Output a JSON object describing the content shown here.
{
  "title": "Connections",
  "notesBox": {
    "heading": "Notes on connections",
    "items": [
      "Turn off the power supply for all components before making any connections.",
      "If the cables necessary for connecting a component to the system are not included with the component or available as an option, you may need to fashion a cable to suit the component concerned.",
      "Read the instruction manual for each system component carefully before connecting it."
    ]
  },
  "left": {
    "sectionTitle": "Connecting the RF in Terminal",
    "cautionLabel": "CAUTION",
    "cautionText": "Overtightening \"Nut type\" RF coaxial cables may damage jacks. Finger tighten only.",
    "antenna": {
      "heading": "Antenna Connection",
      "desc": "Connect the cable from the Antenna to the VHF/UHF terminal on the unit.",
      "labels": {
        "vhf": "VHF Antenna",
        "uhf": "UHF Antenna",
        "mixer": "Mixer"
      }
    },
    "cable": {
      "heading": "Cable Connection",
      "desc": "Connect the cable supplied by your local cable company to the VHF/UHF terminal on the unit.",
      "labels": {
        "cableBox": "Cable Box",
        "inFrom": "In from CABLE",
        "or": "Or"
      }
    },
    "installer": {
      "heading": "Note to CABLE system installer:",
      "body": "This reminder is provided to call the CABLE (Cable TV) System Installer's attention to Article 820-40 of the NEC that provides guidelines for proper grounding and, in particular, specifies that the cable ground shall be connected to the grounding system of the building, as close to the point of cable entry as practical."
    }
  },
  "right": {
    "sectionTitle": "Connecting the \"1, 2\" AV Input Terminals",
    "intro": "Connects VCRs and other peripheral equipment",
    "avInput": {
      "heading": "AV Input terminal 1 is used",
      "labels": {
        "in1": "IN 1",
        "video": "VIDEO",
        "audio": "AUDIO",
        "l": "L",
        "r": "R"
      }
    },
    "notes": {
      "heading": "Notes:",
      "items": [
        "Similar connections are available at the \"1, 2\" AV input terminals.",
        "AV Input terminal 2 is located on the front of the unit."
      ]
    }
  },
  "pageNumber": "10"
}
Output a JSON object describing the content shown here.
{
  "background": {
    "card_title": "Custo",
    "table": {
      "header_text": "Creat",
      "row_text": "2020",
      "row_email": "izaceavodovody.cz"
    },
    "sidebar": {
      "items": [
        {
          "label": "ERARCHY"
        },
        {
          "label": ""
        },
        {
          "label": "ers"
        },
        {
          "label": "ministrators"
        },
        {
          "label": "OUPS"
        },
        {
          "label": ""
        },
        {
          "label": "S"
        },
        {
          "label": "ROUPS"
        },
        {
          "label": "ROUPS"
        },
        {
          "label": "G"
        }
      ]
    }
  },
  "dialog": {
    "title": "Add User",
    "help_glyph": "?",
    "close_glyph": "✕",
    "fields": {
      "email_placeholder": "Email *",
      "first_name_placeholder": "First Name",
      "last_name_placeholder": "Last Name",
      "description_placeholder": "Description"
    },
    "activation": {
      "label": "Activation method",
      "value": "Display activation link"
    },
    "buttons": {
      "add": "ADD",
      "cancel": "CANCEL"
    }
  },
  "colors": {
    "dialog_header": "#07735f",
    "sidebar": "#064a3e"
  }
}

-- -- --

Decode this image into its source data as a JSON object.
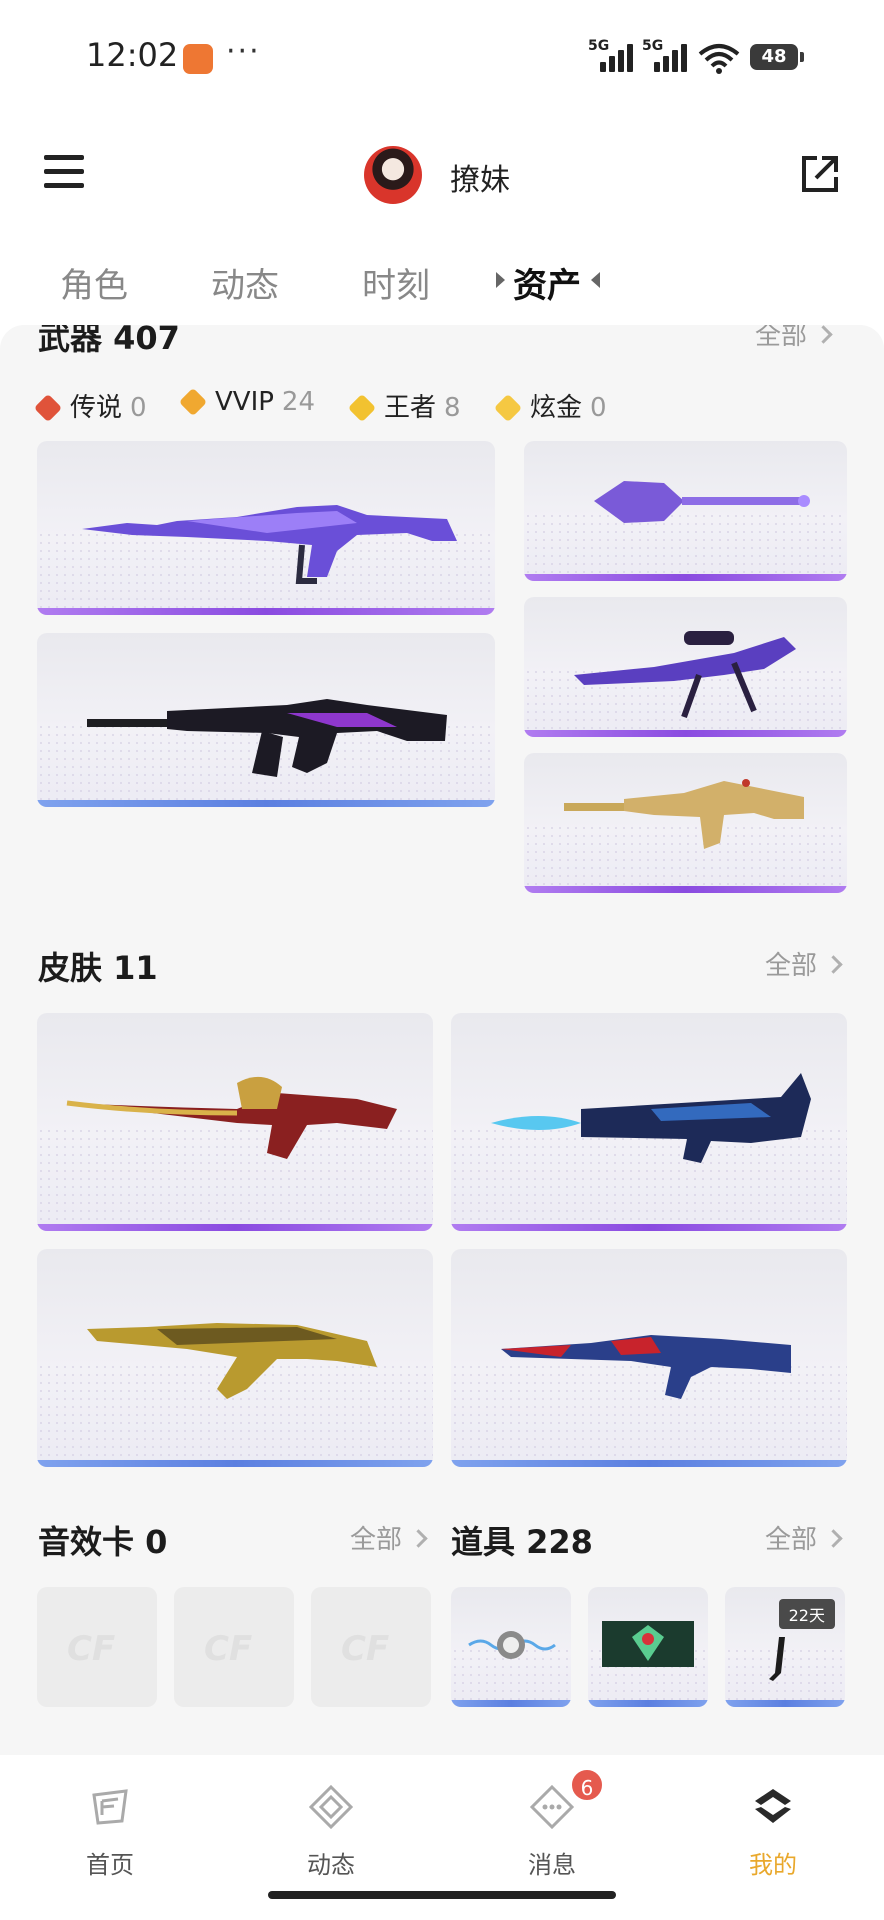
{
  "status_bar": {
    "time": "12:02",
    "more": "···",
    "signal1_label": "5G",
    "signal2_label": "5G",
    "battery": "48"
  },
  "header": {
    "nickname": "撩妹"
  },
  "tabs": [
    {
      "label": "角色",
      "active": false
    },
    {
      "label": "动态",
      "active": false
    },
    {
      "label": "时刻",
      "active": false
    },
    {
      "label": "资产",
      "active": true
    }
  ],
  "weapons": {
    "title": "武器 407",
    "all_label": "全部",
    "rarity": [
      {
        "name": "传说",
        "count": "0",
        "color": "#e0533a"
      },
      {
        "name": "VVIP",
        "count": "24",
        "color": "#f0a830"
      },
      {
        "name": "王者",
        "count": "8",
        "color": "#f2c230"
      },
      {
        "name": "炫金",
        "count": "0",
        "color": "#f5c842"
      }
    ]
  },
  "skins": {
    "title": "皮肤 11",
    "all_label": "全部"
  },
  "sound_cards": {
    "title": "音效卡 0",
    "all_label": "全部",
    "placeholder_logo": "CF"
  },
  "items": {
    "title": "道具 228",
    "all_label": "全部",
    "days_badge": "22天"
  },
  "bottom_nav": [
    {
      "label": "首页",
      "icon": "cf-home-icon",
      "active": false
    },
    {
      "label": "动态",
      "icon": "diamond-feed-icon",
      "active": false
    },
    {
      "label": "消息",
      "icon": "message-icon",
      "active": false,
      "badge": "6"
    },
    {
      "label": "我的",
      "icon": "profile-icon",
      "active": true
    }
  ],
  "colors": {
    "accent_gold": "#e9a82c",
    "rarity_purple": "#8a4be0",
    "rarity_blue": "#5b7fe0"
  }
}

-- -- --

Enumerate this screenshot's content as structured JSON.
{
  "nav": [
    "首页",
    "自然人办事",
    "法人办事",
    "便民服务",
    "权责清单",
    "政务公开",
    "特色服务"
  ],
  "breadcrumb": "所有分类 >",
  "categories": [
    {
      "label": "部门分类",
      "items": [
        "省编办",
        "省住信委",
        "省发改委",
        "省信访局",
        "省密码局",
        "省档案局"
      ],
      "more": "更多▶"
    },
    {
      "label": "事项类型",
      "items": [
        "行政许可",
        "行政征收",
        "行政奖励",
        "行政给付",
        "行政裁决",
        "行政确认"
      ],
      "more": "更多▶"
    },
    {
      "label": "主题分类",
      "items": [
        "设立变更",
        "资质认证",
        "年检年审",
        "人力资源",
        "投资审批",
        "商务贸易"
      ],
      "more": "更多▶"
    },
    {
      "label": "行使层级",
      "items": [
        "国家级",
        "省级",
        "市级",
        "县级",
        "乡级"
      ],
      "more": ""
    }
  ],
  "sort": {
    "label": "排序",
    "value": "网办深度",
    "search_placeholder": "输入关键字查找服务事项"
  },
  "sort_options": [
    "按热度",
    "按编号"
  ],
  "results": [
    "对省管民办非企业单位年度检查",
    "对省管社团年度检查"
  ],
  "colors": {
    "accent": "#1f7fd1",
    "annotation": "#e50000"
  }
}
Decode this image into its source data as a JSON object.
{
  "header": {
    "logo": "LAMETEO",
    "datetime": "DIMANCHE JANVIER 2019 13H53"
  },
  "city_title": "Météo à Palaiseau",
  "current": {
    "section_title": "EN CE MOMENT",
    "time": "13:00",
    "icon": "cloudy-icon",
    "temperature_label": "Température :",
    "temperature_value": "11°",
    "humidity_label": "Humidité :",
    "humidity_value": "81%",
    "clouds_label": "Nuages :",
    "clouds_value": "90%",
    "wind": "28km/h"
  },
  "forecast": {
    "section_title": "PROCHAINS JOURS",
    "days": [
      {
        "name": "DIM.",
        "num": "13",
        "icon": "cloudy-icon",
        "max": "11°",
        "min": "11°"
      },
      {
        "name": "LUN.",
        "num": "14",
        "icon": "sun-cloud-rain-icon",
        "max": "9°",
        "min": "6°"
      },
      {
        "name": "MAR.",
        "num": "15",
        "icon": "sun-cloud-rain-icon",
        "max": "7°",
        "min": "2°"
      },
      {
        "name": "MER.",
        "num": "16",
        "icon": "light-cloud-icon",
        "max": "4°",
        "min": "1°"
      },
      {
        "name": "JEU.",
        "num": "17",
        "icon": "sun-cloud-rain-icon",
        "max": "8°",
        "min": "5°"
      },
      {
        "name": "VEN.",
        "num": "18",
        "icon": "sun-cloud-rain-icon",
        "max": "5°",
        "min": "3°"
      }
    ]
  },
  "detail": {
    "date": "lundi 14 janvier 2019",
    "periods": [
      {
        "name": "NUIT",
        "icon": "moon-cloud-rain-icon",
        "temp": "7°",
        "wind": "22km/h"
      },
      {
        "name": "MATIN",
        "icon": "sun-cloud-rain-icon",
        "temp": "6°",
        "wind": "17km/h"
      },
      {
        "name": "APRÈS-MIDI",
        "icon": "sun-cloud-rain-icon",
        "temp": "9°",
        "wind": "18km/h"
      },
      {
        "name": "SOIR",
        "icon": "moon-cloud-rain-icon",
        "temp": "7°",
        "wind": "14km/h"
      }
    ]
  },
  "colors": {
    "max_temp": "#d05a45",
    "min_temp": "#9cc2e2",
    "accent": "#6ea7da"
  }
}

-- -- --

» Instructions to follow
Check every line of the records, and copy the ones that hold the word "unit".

» Completed task
      "desc": "Connect the cable from the Antenna to the VHF/UHF terminal on the unit.",
      "desc": "Connect the cable supplied by your local cable company to the VHF/UHF terminal on the unit.",
        "AV Input terminal 2 is located on the front of the unit."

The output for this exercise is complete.